▶ What to work on
Every line of the data should be retyped with no difference from the original.

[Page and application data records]
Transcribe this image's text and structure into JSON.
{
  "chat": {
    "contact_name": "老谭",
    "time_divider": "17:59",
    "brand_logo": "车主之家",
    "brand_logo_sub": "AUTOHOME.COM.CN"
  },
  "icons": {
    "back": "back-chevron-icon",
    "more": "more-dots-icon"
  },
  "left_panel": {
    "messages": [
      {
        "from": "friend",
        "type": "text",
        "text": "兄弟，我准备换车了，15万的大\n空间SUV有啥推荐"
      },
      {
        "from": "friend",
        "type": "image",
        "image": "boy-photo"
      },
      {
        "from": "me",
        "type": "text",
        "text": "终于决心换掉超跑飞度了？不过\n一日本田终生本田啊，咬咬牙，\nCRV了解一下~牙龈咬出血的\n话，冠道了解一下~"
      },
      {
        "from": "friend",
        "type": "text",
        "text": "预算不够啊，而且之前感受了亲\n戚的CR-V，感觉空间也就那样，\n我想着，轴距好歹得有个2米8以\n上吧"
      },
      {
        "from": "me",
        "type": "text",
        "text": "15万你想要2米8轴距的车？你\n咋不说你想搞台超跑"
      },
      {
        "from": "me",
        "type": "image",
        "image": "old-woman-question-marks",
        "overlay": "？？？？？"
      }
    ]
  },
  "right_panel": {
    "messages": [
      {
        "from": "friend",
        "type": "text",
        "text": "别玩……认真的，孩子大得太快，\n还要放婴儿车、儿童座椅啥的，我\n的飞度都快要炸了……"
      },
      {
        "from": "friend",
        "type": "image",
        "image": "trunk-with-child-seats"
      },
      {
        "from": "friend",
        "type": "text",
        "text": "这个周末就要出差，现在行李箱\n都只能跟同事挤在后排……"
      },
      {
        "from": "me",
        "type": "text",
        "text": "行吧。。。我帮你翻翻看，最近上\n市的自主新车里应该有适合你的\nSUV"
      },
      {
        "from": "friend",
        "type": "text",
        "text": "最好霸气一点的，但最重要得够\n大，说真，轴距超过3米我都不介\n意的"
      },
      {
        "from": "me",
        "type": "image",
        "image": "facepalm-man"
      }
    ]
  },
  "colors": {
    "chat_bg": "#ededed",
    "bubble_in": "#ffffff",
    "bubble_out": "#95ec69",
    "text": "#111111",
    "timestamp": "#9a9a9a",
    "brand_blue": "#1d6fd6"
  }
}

▶ Your solution
Transcribe this image's text and structure into JSON.
{
  "chat": {
    "contact_name": "老谭",
    "time_divider": "17:59",
    "brand_logo": "车主之家",
    "brand_logo_sub": "AUTOHOME.COM.CN"
  },
  "icons": {
    "back": "back-chevron-icon",
    "more": "more-dots-icon"
  },
  "left_panel": {
    "messages": [
      {
        "from": "friend",
        "type": "text",
        "text": "兄弟，我准备换车了，15万的大\n空间SUV有啥推荐"
      },
      {
        "from": "friend",
        "type": "image",
        "image": "boy-photo"
      },
      {
        "from": "me",
        "type": "text",
        "text": "终于决心换掉超跑飞度了？不过\n一日本田终生本田啊，咬咬牙，\nCRV了解一下~牙龈咬出血的\n话，冠道了解一下~"
      },
      {
        "from": "friend",
        "type": "text",
        "text": "预算不够啊，而且之前感受了亲\n戚的CR-V，感觉空间也就那样，\n我想着，轴距好歹得有个2米8以\n上吧"
      },
      {
        "from": "me",
        "type": "text",
        "text": "15万你想要2米8轴距的车？你\n咋不说你想搞台超跑"
      },
      {
        "from": "me",
        "type": "image",
        "image": "old-woman-question-marks",
        "overlay": "？？？？？"
      }
    ]
  },
  "right_panel": {
    "messages": [
      {
        "from": "friend",
        "type": "text",
        "text": "别玩……认真的，孩子大得太快，\n还要放婴儿车、儿童座椅啥的，我\n的飞度都快要炸了……"
      },
      {
        "from": "friend",
        "type": "image",
        "image": "trunk-with-child-seats"
      },
      {
        "from": "friend",
        "type": "text",
        "text": "这个周末就要出差，现在行李箱\n都只能跟同事挤在后排……"
      },
      {
        "from": "me",
        "type": "text",
        "text": "行吧。。。我帮你翻翻看，最近上\n市的自主新车里应该有适合你的\nSUV"
      },
      {
        "from": "friend",
        "type": "text",
        "text": "最好霸气一点的，但最重要得够\n大，说真，轴距超过3米我都不介\n意的"
      },
      {
        "from": "me",
        "type": "image",
        "image": "facepalm-man"
      }
    ]
  },
  "colors": {
    "chat_bg": "#ededed",
    "bubble_in": "#ffffff",
    "bubble_out": "#95ec69",
    "text": "#111111",
    "timestamp": "#9a9a9a",
    "brand_blue": "#1d6fd6"
  }
}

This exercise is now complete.